Meet the Author

Author Bio

William J. Duiker

William J. Duiker is liberal arts Professor Emeritus of East Asian studies at The Pennsylvania State University. A former U.S. diplomat with service in Taiwan, South Vietnam, and Washington, D.C., he received his doctorate in Far Eastern history from Georgetown University. At Penn State, he has written extensively on the history of Vietnam and modern China, including the highly acclaimed COMMUNIST ROAD TO POWER IN VIETNAM (revised edition, Westview Press, 1996), which was selected for a Choice Outstanding Academic Book Award in 1982−1983 and 1996−1997. Other books are CHINA AND VIETNAM: THE ROOTS OF CONFLICT (Berkeley, 1987), U.S. CONTAINMENT POLICY AND THE CONFLICT IN INDOCHINA (Stanford, 1995), SACRED WAR: NATIONALISM AND REVOLUTION IN A DIVIDED VIETNAM (McGraw-Hill, 1995), and HO CHI MINH (Hyperion, 2000), which was nominated for a Pulitzer Prize in 2001. While his research specialization is in the field of nationalism and Asian revolutions, his intellectual interests are considerably more diverse. He has traveled widely and has taught courses on the history of communism and non-Western civilizations at Penn State, where he was awarded a Faculty Scholar Medal for Outstanding Achievement in the spring of 1996. In 2002 the College of Liberal Arts honored him with an Emeritus Distinction Award.

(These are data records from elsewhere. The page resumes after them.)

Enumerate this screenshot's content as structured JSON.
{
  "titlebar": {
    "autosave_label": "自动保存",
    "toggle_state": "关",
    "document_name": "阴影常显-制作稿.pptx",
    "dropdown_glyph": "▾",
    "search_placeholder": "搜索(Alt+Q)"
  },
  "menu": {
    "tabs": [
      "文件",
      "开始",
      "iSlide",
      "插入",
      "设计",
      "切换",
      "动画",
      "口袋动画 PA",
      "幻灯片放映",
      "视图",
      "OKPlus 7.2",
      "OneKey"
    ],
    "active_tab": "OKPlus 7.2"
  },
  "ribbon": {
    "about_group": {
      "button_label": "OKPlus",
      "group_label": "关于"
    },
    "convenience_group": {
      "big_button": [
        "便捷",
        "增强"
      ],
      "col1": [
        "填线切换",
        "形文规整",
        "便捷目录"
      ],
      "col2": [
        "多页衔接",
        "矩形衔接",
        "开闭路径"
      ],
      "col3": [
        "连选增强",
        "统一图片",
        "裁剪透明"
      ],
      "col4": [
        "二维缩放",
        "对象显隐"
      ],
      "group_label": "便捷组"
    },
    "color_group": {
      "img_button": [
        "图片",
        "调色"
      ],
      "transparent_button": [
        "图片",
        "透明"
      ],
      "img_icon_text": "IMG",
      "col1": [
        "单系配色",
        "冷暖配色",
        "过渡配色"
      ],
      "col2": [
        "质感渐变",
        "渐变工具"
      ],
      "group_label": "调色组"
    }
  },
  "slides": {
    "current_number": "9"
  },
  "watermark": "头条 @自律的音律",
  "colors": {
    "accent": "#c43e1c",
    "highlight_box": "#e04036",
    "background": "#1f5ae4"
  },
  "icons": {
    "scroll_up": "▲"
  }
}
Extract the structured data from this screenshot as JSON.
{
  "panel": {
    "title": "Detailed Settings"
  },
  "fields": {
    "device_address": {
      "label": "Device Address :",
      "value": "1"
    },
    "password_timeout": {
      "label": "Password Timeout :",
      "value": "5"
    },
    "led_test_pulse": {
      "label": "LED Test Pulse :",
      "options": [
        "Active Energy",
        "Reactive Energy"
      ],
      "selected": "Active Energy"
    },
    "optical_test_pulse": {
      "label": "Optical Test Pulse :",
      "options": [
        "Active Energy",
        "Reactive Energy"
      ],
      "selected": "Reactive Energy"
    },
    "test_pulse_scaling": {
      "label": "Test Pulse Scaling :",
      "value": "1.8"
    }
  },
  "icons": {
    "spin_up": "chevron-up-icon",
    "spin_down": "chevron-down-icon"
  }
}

Jackson J. Spielvogel

Jackson J. Spielvogel is Associate Professor Emeritus of History at The Pennsylvania State University. He received his Ph.D. from The Ohio State University, where he specialized in Reformation history under Harold J. Grimm. His articles and reviews have appeared in journals such as Moreana, Journal of General Education, Catholic Historical Review, Archiv für Reformationsgeschichte, and American Historical Review. He also has contributed chapters or articles to THE SOCIAL HISTORY OF THE REFORMATION, THE HOLY ROMAN EMPIRE: A DICTIONARY HANDBOOK, the SIMON WIESENTHAL CENTER ANNUAL OF HOLOCAUST STUDIES, and UTOPIAN STUDIES. His work has been supported by fellowships from the Fulbright Foundation and the Foundation for Reformation Research. At Penn State, he helped inaugurate the Western Civilization course, as well as a popular course on Nazi Germany. His book HITLER AND NAZI GERMANY was published in 1987 (7th Edition, 2014). He is the author of WESTERN CIVILIZATION, first published in 1991 (10th Edition, 2017), and the coauthor (with William Duiker) of WORLD HISTORY, first published in 1994 (8th Edition, 2016). Professor Spielvogel has won five major university-wide teaching awards. During the year 1988−1989, he held the Penn State Teaching Fellowship, the university's most prestigious teaching award. In 1996, he won the Dean Arthur Ray Warnock Award for Outstanding Faculty member, and in 2000 received the Schreyer Honors College Excellence in Teaching Award.